Second post of the day . . .
Well, it didn’t take long for the public to confirm my perception that the opposition leader’s “Grovel or Die!” strategy during Monday’s parliamentary debate on ETA terrorism had been OTT. The right-wing paper El Mundo today reported that far more people thought President Zapatero had won it than Mr Rajoy. A sympathy vote perhaps, as 70% thought Mr R had been the more aggressive. Actually, it all endorses my impression that, whilst the Spanish love to argue, shout and even insult, they’re uncomfortable with what they see as personal attacks. Where the line lies, I couldn’t really tell you. But I can say an aggressive Scouse humour doesn’t always go down well. But, then, it doesn’t in London either.
Talking of polls, there’s a lot of them at the moment around Scotland and the UK union. Perhaps the wisest comment on these has been that they’re being mis-read. It’s not that the English really want the Union broken up via Scottish independence; it’s that they’re fed up of listening to Scottish moans and demands whilst being subsidised by English taxpayers and whilst the British government is largely in the hands of expat Scots. In Spanish terms, it’s as if the rest of Spain was subsidising belligerant Catalunia and the Spanish President and three-quarters of his cabinet were Catalan. If it takes a separate English parliament to bring an end to this situation, then this is what will happen. Probably as a modified form of Westminster. Eventually. Meanwhile, interesting times.
At the risk of generating more angry messages from Galicians [or Galegos] around the world, I venture to say the trouble with nationalistic movements is not that they’re naively idealistic but that they’re depressingly divisive.
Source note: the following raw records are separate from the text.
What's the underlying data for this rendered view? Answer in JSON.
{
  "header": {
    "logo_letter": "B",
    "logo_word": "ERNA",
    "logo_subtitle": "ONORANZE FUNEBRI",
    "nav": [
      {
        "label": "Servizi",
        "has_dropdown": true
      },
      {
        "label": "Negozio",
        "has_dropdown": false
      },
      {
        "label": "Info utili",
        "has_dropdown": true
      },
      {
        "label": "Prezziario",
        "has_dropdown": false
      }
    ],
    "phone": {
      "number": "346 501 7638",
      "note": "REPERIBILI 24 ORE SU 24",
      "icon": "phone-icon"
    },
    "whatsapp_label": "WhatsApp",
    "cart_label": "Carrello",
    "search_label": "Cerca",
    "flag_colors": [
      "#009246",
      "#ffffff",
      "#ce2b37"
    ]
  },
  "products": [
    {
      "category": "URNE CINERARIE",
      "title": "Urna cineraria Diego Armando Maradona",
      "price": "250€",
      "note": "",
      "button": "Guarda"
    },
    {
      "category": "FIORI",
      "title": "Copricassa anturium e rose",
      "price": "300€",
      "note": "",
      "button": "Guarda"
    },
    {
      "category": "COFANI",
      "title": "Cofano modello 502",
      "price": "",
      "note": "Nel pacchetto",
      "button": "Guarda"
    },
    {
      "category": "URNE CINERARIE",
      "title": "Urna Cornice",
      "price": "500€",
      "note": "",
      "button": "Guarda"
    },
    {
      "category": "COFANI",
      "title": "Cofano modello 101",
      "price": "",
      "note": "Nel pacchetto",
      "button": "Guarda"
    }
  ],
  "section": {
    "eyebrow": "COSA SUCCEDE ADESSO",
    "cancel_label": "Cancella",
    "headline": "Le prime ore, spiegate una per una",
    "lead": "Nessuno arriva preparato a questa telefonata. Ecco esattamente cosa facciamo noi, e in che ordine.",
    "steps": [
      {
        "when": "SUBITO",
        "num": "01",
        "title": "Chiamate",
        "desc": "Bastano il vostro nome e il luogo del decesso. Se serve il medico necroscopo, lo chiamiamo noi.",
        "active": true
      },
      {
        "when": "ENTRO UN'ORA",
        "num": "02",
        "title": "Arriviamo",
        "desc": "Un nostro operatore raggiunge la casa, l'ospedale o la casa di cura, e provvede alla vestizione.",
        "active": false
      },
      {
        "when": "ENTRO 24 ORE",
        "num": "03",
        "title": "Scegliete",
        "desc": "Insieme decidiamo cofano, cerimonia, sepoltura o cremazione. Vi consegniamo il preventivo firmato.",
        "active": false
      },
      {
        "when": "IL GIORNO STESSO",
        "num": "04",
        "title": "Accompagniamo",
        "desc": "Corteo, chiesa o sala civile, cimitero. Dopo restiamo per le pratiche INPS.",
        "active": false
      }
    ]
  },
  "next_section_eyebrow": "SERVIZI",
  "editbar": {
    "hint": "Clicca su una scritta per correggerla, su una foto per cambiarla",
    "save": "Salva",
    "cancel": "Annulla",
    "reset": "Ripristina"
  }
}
And – as the Scots would find if they really did leave the British Union – usually self-damaging. But this is not to deny anyone their right to say things as daft as ‘Economics don’t matter. What’s really important is that everyone speaks perfect Galiz’. As defined by the writer, of course.